▶ [TASK OBJECTIVE]:
This exercise calls for every line of the data below with the string "icon" in it.

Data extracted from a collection
________________
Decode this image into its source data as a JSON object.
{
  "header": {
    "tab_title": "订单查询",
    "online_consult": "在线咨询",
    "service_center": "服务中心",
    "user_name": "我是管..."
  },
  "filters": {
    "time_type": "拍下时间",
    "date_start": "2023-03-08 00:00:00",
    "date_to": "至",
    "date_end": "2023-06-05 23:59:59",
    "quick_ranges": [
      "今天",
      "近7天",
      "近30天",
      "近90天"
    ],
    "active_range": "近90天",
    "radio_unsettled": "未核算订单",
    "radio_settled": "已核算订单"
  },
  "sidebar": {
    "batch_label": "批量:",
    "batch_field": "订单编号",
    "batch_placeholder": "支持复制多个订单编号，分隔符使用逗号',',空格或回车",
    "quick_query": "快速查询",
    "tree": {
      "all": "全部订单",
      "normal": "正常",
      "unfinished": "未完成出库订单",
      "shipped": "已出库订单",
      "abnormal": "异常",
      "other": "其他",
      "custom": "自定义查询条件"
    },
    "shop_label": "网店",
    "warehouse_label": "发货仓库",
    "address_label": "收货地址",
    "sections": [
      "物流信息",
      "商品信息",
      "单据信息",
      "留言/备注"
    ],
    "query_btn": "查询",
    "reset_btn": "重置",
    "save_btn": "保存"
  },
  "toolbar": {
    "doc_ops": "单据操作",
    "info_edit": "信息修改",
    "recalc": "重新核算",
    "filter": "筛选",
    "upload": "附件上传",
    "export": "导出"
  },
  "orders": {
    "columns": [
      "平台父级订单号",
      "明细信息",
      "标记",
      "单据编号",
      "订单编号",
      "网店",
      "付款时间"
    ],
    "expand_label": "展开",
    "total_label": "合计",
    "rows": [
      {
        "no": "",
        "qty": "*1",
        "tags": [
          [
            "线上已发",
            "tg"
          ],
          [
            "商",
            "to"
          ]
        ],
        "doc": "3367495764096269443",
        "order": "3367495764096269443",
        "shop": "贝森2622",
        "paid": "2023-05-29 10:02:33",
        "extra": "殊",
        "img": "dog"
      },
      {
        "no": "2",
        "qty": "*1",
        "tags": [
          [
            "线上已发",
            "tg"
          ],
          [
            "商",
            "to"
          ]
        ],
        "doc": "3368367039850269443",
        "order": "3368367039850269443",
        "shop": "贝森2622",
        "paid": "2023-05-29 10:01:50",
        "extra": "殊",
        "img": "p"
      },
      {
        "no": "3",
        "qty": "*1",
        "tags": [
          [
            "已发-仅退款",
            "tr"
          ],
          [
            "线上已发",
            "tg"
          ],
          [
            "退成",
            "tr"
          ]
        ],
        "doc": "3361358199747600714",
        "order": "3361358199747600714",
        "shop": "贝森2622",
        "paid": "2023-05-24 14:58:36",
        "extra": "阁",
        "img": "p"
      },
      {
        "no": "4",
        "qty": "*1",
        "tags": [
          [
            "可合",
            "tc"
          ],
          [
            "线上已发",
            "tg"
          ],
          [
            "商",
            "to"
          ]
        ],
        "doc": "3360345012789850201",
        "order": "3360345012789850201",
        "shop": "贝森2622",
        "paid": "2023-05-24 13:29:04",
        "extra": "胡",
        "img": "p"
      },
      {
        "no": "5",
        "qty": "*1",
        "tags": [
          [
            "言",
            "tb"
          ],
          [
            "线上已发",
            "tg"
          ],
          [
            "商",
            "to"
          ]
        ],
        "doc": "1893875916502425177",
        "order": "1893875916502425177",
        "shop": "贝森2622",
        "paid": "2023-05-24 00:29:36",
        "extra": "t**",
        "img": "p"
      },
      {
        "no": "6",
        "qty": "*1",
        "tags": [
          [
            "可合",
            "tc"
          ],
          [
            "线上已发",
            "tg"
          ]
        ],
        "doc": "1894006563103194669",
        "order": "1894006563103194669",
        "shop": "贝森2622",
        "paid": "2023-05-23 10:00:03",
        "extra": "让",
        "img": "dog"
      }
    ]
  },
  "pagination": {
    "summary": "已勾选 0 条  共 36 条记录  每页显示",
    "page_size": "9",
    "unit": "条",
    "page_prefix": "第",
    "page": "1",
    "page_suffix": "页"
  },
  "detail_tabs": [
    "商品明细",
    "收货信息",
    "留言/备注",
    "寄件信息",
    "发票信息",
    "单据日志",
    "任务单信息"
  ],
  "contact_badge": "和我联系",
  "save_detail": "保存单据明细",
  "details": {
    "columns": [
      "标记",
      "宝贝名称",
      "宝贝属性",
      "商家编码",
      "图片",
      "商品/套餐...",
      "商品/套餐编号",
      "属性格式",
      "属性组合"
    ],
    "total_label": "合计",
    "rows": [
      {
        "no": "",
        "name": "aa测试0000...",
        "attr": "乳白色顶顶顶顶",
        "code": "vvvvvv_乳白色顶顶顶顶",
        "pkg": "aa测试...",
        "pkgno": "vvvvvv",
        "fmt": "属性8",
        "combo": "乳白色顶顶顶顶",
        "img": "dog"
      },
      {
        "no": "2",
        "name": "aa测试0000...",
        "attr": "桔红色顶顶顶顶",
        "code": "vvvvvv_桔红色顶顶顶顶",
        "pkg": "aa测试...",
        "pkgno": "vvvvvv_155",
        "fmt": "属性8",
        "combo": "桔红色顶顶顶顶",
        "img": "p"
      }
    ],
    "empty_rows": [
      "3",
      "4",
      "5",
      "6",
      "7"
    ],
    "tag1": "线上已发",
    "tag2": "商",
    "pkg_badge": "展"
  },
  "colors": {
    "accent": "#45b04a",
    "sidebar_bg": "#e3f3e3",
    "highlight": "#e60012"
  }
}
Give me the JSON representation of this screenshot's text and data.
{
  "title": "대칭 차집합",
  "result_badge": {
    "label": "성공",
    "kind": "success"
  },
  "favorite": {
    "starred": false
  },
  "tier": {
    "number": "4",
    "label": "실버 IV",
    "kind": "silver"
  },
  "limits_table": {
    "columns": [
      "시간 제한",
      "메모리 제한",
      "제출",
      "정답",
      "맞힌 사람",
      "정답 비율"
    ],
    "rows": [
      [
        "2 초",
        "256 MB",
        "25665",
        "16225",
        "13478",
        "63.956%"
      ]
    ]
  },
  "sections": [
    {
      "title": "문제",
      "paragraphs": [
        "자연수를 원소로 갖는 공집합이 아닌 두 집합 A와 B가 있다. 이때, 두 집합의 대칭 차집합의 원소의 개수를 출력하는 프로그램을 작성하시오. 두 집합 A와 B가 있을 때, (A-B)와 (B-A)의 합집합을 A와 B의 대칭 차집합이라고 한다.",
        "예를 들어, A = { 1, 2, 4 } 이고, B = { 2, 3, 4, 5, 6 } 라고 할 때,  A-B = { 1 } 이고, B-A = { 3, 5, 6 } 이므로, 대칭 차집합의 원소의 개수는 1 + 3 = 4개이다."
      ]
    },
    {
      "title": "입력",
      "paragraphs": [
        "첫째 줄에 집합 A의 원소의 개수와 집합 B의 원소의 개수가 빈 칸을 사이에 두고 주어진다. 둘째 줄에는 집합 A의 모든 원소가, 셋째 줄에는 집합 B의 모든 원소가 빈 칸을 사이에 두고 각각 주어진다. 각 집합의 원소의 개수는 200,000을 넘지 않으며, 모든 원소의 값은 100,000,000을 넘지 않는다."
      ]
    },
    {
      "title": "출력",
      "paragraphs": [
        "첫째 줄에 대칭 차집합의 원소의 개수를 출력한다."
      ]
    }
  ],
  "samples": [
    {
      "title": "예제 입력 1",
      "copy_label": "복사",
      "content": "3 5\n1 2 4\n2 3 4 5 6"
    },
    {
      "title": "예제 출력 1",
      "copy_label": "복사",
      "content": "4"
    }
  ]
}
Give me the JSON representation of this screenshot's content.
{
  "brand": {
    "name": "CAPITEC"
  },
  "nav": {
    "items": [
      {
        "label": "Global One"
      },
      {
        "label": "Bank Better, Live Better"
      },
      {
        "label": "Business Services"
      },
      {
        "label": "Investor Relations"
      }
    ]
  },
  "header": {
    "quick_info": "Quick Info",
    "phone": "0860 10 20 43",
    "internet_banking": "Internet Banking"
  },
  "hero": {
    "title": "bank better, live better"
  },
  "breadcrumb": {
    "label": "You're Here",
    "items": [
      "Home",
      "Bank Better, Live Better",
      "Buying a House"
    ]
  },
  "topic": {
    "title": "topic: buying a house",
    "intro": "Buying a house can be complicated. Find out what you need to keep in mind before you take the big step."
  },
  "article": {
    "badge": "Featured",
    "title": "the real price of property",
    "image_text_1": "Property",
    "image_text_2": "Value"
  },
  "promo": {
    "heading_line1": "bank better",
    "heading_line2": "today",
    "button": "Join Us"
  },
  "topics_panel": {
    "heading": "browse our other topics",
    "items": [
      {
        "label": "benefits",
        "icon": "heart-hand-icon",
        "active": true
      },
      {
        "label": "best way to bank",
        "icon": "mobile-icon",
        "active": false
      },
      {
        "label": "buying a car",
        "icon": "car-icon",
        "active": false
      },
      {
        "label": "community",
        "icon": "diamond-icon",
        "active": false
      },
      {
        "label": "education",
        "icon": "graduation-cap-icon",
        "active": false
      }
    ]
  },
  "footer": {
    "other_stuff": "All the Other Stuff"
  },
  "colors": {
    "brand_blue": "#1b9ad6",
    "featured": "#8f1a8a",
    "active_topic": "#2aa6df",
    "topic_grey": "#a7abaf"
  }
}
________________
▶ [EXERCISE RESPONSE]:
        "icon": "heart-hand-icon",
        "icon": "mobile-icon",
        "icon": "car-icon",
        "icon": "diamond-icon",
        "icon": "graduation-cap-icon",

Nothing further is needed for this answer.